An essential step in launching or enhancing your career as an eLearning professional is to put together a stellar portfolio of your past work. This can and should take a significant amount of time and effort. You want the world to see what you’ve done, and you want to present it in as compelling a way as possible. That’s what this article is all about.
When it comes to a portfolio, many people wonder whether they should go with hard-copy or electronic. Don’t fall into this either/or trap – what you want is to have both. I would focus first on the digital version because your materials are all digital to begin with. After nailing the electronic version, then you can put together a paper version, which is really nice to have when you walk into an interview for your dream eLearning job.
You want to present all the projects in your portfolio as if they were award-winning eLearning projects. This is your chance to toot your horn and build a personal brand for you style of eLearning work, so take full advantage of the opportunity.
If you come from an educational background, such as having been a school teacher, you already know a bit about making portfolios, because you probably had to do that as part of your teacher certification process. Likewise, coming from any kind of arts or design background also might mean you’re familiar with portfolios. But whether you think you’re an old pro or a complete newbie to eLearning portfolios, there’s no substitute for taking a look at some stellar examples to get your own creative juices flowing. Below are three real examples that I critique:

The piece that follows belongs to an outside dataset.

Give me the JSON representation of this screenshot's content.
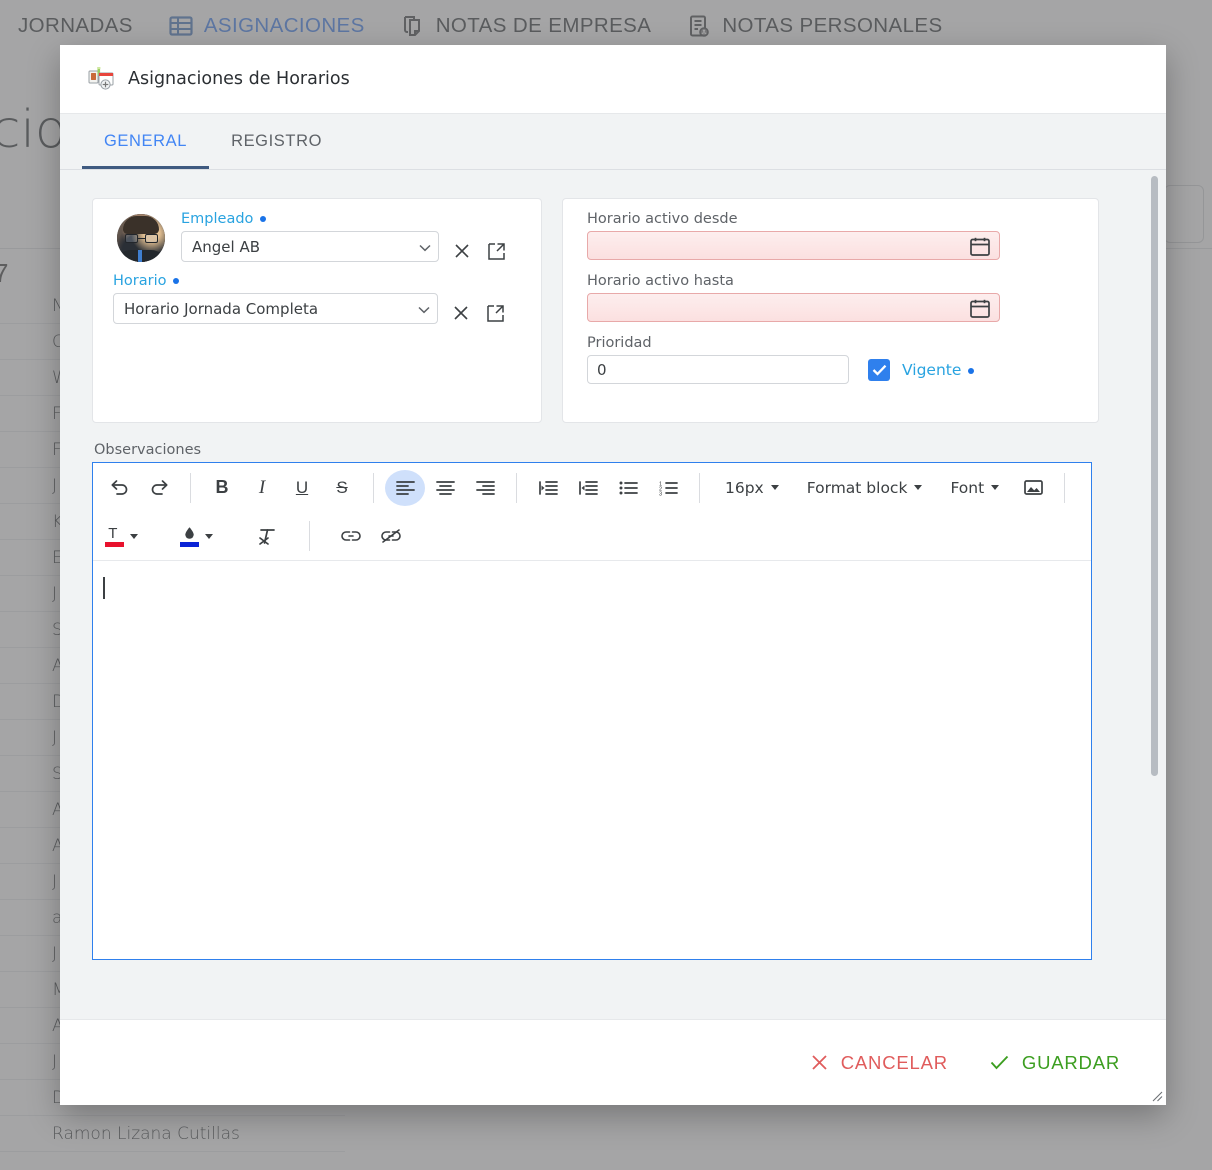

Jackie Van Nice is a freelance eLearning designer with tons of great experience that she showcases well on her website. Let’s start with just one project example, her Show Me The Way to Go Sell: Sales Mobility Software Training. Notice that the portfolio page for this project begins with a small table of contents at the top, explains the project’s background, the features of the eLearning work with great screenshots, then an actual working demo of the piece, then an explanation of why it’s so good, and wraps up with her specific role in the entire project. She’s got five different project pages of client work, and they all follow that same basic approach, which means they’re consistent across the portfolio, which I think is particularly appealing. My one point of criticism has to do with her overall portfolio presentation. If you back out to back out to her main portfolio page, you’ll notice that the first 18 entries are all little pieces she put together as part of the Articulate E-Learning Heroes weekly challenges. I think those are great for showing versatility, I would rather see the 5 paid client work samples at the top, and then let these smaller challenge pieces follow them. Overall, however, this is a stellar example that is presented in a highly professional and compelling way.

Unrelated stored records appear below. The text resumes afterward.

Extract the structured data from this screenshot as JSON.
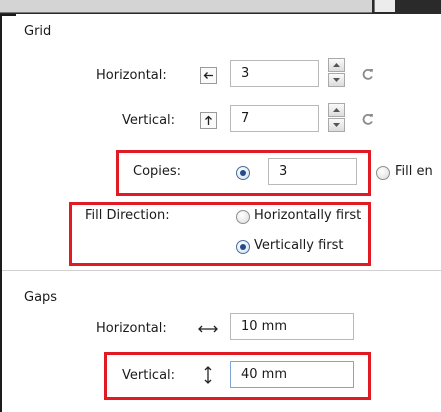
{
  "grid": {
    "section_title": "Grid",
    "horizontal_label": "Horizontal:",
    "horizontal_value": "3",
    "vertical_label": "Vertical:",
    "vertical_value": "7",
    "copies_label": "Copies:",
    "copies_value": "3",
    "fill_entire_label": "Fill en",
    "fill_direction_label": "Fill Direction:",
    "fill_options": [
      "Horizontally first",
      "Vertically first"
    ],
    "fill_selected": "Vertically first"
  },
  "gaps": {
    "section_title": "Gaps",
    "horizontal_label": "Horizontal:",
    "horizontal_value": "10 mm",
    "vertical_label": "Vertical:",
    "vertical_value": "40 mm"
  },
  "colors": {
    "highlight": "#e01b24",
    "radio_selected": "#244a8a",
    "icon_gray": "#888888"
  },
  "icons": {
    "horizontal_arrow": "arrow-left-icon",
    "vertical_arrow": "arrow-up-icon",
    "reset": "reset-icon",
    "gap_horizontal": "double-arrow-horizontal-icon",
    "gap_vertical": "double-arrow-vertical-icon"
  }
}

Richard Watson is the President of Bridgehill Learning Solutions, LLC, and you can visit the Bridgehill portfolio page to take a peek at his work. In this case, I’m going to be very critical relative to the previous example. As you can see, this portfolio page is a collection of thumbnails that lead to demo/sample versions of each. While each one may or may not be stellar work, without any setting of the context, what the work was meant to do, and so on, it lacks both the professional snap and the care that Jackie put into guiding people through her portfolio projects to fully understand just how good they were.
Keith Freeman is an eLearning and multimedia materials designer, so his main portfolio page isn’t exclusive to just eLearning. Drilling down into his eLearning portfolio page, what I like is the attention paid to making sure there are high-quality screenshots and graphics. He does provide brief description of each project and then a link to view the demo. I think his descriptions should contain more information, and there’s also a problem at the top of the page where the navigation links are really hard to read against the graphic montage behind them. I love the graphic montage, but he needs to figure out a better way to display the navigation bar.
I hope these few examples help you to get thinking about how to present your own portfolio online.